_Task to complete_
Every entry needs to be reproduced exactly.

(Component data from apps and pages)
——

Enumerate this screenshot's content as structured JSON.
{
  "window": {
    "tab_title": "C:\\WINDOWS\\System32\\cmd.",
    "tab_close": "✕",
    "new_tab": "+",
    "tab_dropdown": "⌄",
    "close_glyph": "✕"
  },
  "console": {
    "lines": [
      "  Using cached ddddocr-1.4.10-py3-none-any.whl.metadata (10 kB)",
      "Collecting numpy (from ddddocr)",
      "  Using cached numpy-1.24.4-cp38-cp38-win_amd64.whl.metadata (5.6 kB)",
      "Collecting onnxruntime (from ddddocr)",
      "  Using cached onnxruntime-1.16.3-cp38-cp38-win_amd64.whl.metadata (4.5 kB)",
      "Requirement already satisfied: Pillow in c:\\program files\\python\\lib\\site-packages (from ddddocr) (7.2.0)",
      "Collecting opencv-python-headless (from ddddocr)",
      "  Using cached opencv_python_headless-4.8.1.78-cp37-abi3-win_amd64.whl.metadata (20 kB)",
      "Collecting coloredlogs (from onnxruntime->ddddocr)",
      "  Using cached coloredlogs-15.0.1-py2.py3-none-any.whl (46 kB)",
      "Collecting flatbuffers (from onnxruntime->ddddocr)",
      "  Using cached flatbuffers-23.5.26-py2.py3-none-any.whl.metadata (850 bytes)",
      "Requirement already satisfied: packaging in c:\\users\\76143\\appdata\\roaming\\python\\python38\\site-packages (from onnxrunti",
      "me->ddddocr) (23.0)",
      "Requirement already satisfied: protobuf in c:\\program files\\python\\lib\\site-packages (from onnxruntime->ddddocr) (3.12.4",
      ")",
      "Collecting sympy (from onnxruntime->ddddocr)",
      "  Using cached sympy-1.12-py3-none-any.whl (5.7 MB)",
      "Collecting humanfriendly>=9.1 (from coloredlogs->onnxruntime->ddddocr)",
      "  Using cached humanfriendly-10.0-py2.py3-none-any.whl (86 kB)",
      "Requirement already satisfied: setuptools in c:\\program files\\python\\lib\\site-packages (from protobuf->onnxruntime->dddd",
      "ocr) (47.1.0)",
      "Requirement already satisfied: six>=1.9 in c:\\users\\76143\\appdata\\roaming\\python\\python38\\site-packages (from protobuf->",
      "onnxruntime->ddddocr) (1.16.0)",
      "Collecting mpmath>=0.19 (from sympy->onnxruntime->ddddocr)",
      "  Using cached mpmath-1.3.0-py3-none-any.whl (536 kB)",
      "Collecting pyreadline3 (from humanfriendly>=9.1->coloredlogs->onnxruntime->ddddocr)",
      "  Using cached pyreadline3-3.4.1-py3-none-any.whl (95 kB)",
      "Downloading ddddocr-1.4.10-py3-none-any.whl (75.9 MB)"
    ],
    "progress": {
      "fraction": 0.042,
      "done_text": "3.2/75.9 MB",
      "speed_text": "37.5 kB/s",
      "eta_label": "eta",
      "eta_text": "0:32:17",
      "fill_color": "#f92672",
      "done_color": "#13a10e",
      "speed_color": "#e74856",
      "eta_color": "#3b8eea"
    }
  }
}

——

_The completed task_
Enumerate this screenshot's content as structured JSON.
{
  "window": {
    "tab_title": "C:\\WINDOWS\\System32\\cmd.",
    "tab_close": "✕",
    "new_tab": "+",
    "tab_dropdown": "⌄",
    "close_glyph": "✕"
  },
  "console": {
    "lines": [
      "  Using cached ddddocr-1.4.10-py3-none-any.whl.metadata (10 kB)",
      "Collecting numpy (from ddddocr)",
      "  Using cached numpy-1.24.4-cp38-cp38-win_amd64.whl.metadata (5.6 kB)",
      "Collecting onnxruntime (from ddddocr)",
      "  Using cached onnxruntime-1.16.3-cp38-cp38-win_amd64.whl.metadata (4.5 kB)",
      "Requirement already satisfied: Pillow in c:\\program files\\python\\lib\\site-packages (from ddddocr) (7.2.0)",
      "Collecting opencv-python-headless (from ddddocr)",
      "  Using cached opencv_python_headless-4.8.1.78-cp37-abi3-win_amd64.whl.metadata (20 kB)",
      "Collecting coloredlogs (from onnxruntime->ddddocr)",
      "  Using cached coloredlogs-15.0.1-py2.py3-none-any.whl (46 kB)",
      "Collecting flatbuffers (from onnxruntime->ddddocr)",
      "  Using cached flatbuffers-23.5.26-py2.py3-none-any.whl.metadata (850 bytes)",
      "Requirement already satisfied: packaging in c:\\users\\76143\\appdata\\roaming\\python\\python38\\site-packages (from onnxrunti",
      "me->ddddocr) (23.0)",
      "Requirement already satisfied: protobuf in c:\\program files\\python\\lib\\site-packages (from onnxruntime->ddddocr) (3.12.4",
      ")",
      "Collecting sympy (from onnxruntime->ddddocr)",
      "  Using cached sympy-1.12-py3-none-any.whl (5.7 MB)",
      "Collecting humanfriendly>=9.1 (from coloredlogs->onnxruntime->ddddocr)",
      "  Using cached humanfriendly-10.0-py2.py3-none-any.whl (86 kB)",
      "Requirement already satisfied: setuptools in c:\\program files\\python\\lib\\site-packages (from protobuf->onnxruntime->dddd",
      "ocr) (47.1.0)",
      "Requirement already satisfied: six>=1.9 in c:\\users\\76143\\appdata\\roaming\\python\\python38\\site-packages (from protobuf->",
      "onnxruntime->ddddocr) (1.16.0)",
      "Collecting mpmath>=0.19 (from sympy->onnxruntime->ddddocr)",
      "  Using cached mpmath-1.3.0-py3-none-any.whl (536 kB)",
      "Collecting pyreadline3 (from humanfriendly>=9.1->coloredlogs->onnxruntime->ddddocr)",
      "  Using cached pyreadline3-3.4.1-py3-none-any.whl (95 kB)",
      "Downloading ddddocr-1.4.10-py3-none-any.whl (75.9 MB)"
    ],
    "progress": {
      "fraction": 0.042,
      "done_text": "3.2/75.9 MB",
      "speed_text": "37.5 kB/s",
      "eta_label": "eta",
      "eta_text": "0:32:17",
      "fill_color": "#f92672",
      "done_color": "#13a10e",
      "speed_color": "#e74856",
      "eta_color": "#3b8eea"
    }
  }
}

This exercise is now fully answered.